At this point I start painting the shadows under the wing (darkest value) and the feathers on its body. The plumage has tiny stripes on its wings, tail and belly. The darker lines next to its eyes are shadows between the feathers that stand out. Always make the effort to consult many reference images to confirm that you have the correct anatomy. It should dry for a few days.
07. Have fun with highlights
Another great step is to add the highlights! I apply a coat of medium over all the dry paint, before wiping it off again with a dust-free cloth. In the remaining thin layer of medium, I paint the light colors, like white, without diluting. My brush glides over the surface, making beautiful graceful lines. Colors that darken during drying receive an additional touch-up at the end.
08. Juicy Greens
With a flat brush, I paint the medium green of the leaves. Paying attention to the more yellow and blue parts, I follow the direction of the veins. The foil bends here and there, catching more light on round shapes and appearing bluer. I keep thinking forward, to avoid overworking a specific layer. This way the colors stay bright and not dull due to poor mixing.
09. Review your progress
This step feels halfway. Most of the values are present, now I will assess where to go next. It’s nice to paint from one “little hit” to the next. Sometimes I leave out a fun part for next time, so I know exactly where to step in later. I decide to start adding reds, in the rosebuds, shadows and branches.
10. Let’s move on to the second rose
The second rose also started with a medium value orange. I now add the darker tones. I could have done it simultaneously with the other rose, but I decided to let that one dry, to see if the colors darkened. Now I think my medium orange needs more yellow to look warmer.
11. Tender Petals

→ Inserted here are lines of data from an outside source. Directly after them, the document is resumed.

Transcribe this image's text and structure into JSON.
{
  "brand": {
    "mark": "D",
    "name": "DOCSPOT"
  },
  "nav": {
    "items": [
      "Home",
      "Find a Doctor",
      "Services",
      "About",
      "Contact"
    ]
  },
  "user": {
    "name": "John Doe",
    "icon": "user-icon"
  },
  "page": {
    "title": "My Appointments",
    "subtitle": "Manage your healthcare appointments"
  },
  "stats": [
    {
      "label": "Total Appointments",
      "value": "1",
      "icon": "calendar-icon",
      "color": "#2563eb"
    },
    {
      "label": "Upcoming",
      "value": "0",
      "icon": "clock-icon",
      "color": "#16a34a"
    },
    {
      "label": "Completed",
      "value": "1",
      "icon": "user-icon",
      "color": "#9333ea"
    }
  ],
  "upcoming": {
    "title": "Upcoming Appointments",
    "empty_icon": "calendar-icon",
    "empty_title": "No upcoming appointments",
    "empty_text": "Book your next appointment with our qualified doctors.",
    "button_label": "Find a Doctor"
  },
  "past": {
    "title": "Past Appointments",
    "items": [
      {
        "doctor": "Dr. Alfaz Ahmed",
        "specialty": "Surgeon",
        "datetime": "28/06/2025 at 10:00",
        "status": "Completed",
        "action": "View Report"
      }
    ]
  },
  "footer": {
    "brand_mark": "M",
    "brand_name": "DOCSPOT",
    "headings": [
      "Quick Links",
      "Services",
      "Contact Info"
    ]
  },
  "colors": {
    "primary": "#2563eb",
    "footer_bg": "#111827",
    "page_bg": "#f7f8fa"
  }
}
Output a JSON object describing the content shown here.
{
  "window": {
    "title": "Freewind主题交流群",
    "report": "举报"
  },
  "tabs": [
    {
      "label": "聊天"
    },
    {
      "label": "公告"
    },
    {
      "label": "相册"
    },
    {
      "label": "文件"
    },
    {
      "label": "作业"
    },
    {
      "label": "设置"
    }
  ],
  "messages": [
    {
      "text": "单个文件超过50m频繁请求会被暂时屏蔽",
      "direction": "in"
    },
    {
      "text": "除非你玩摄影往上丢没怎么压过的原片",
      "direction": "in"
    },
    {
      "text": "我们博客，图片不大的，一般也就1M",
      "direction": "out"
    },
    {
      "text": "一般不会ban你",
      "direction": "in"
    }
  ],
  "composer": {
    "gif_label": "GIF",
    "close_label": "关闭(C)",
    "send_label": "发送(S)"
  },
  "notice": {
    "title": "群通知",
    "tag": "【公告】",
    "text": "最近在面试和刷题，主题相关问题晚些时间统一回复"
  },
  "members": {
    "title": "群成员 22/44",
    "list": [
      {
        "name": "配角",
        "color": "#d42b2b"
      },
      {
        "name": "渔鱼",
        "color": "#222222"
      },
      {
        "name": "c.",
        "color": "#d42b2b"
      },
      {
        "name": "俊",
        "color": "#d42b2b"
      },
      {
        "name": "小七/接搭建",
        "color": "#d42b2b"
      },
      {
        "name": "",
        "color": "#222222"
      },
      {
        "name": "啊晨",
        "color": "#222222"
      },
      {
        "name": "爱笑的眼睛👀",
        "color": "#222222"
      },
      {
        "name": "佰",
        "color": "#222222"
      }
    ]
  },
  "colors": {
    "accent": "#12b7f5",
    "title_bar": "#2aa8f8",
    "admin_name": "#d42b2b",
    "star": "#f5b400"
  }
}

The rose petals are so delicate that I have to be careful that they don’t look heavy or chunky. With a mixture of almost pink-white, I paint the outer edges. Perfect, now the petals seem to curl! I always want to have more depth between the petals, so I’m adding more shadows between them in the next steps. Again, I have to be patient, because everything has to dry first.
12. Make some changes
Now that my piece is dry again, I start to balance the shadows overall to create the depth I’m looking for. Using a dark brown, I glaze the entire area under the leaves to make it darker, as this will cause the leaves and roses to “bend” from the paint. I wipe the glazing medium off the leaves, so I can start adding their dark veins and blue highlights.
13. It’s time for the details!
Now, using my thinnest brush, I add even more feathers, highlights, and darker tones to the wren. The shadow under the wing on its belly really brings the wren to life. Here I also glaze some darker parts and add the details directly afterwards. The background gets a new thicker layer. By softening the edges between the bird and the background, it “clicks”. The light blue line on its back and a dark touch in the eye make the wren stand out!
14. Define the shape of the petal with shadows
In the next clean middle layer, I add dark red shadows to the roses. The rose petals are really opening up now. I add a glaze of yellow in the middle of the rose and paint the final highlights around the edges of the petals. I check my overall values again by taking a black and white photo. I find that some green leaves need to be a bit lighter so that they fade into the image.
15. Apply final tonal touches
It’s like magic! Now I paint in all areas simultaneously, adding the final highlights and darkening the rods to push them back. I constantly take a step back to assess my progress. Orange and green are almost complementary on the color wheel, which creates a kind of struggle for attention. The balance here is in the size of the roses. They are large enough to stand out and invite you to come and smell them. The troglodyte ends everything with its beautiful song.
This article originally appeared in issue 11 of paint and drawthe magazine offering advice and inspiration to artists around the world. Buy issue 11 here.